My childhood home was planted extensively with Water Maples. They were a mess, constantly dropping broken limbs. In the fall their leaves turned a non-memorable brown before they fell. I did have more than one memorable experience related to them, though. I watched them toppled or snapped by storms. Seeing sixty-foot trees collapse within just a few feet from my window and come crashing down on other trees is a sight which stays with you for life. What I saw growing up taught me to never, ever plant a trash tree.

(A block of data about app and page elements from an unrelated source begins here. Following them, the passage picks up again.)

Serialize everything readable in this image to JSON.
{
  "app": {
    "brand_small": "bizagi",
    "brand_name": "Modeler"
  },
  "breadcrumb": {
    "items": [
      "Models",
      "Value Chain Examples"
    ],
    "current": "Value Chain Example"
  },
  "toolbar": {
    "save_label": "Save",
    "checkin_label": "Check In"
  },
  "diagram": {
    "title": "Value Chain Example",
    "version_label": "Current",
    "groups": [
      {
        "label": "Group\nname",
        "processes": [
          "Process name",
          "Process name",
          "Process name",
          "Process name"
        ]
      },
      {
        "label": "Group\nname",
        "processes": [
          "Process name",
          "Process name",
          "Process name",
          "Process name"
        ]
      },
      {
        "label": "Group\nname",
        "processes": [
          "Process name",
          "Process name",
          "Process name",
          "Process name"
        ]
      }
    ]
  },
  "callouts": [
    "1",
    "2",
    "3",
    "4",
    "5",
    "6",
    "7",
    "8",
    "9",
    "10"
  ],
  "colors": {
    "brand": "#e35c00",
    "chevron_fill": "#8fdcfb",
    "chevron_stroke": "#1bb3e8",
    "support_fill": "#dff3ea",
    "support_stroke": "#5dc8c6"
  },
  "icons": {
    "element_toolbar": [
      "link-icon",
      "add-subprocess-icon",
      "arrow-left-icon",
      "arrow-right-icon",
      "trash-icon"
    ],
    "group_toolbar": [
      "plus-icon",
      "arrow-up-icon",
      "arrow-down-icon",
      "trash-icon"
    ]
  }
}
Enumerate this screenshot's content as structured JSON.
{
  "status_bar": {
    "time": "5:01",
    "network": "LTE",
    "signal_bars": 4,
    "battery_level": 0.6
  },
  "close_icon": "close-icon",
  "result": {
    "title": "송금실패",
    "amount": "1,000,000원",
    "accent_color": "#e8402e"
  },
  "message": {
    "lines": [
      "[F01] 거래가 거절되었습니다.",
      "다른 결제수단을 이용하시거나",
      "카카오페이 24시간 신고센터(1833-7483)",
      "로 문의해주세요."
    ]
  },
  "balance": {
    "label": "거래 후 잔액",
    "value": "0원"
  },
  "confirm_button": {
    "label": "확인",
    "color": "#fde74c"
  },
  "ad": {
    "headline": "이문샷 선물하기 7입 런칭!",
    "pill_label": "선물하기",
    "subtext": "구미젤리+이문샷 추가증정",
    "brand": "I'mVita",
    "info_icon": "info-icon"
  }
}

A trash tree is typically sold by mail-order as a quick-and-dirty solution for a landscape. The catalog depictions of trash trees boast they grow anywhere, are disease resistant, are fast growing, are very adaptable, and provide dense shade in just a few years.  It sounds great, doesn’t it? The descriptive phrases are true, and I have learned from experience to be suspicious about any tree described in those terms. There are other characteristics omitted from the catalogs—weak wooded, messy, invasive, dangerous in storms, and ugly most of the year. Thrash trees are very easy to propagate cheaply, so they can be sold at bargain prices to homeowners that think a shade tree is a shade tree is a shade tree. Trees sold in the back of a magazine about raising chickens or racing cars are usually bargains which lose value with time.

Sixty-foot shade trees for only a dollar-fifty entice homeowners to purchase Paulownia, Willow, Lombardy Poplar, Popcorn tree, Bradford Pear, Mimosa, Silver Maple, Water Maple, Black Locust, Mulberry, and Honeylocust trees. Blinded by the cheap deal, they purchase trash trees decade after decade. Trash trees are problems waiting to grow larger each year. The property owner in the photo above was lucky. The trash tree in the front yard, placed front-and-center in the middle of the lawn, has begun to self-destruct before becoming huge and unmanageable. The ten-or-so Water Maples planted at my childhood home probably cost less than ten dollars, but they did thousands of dollars in damage over the long term.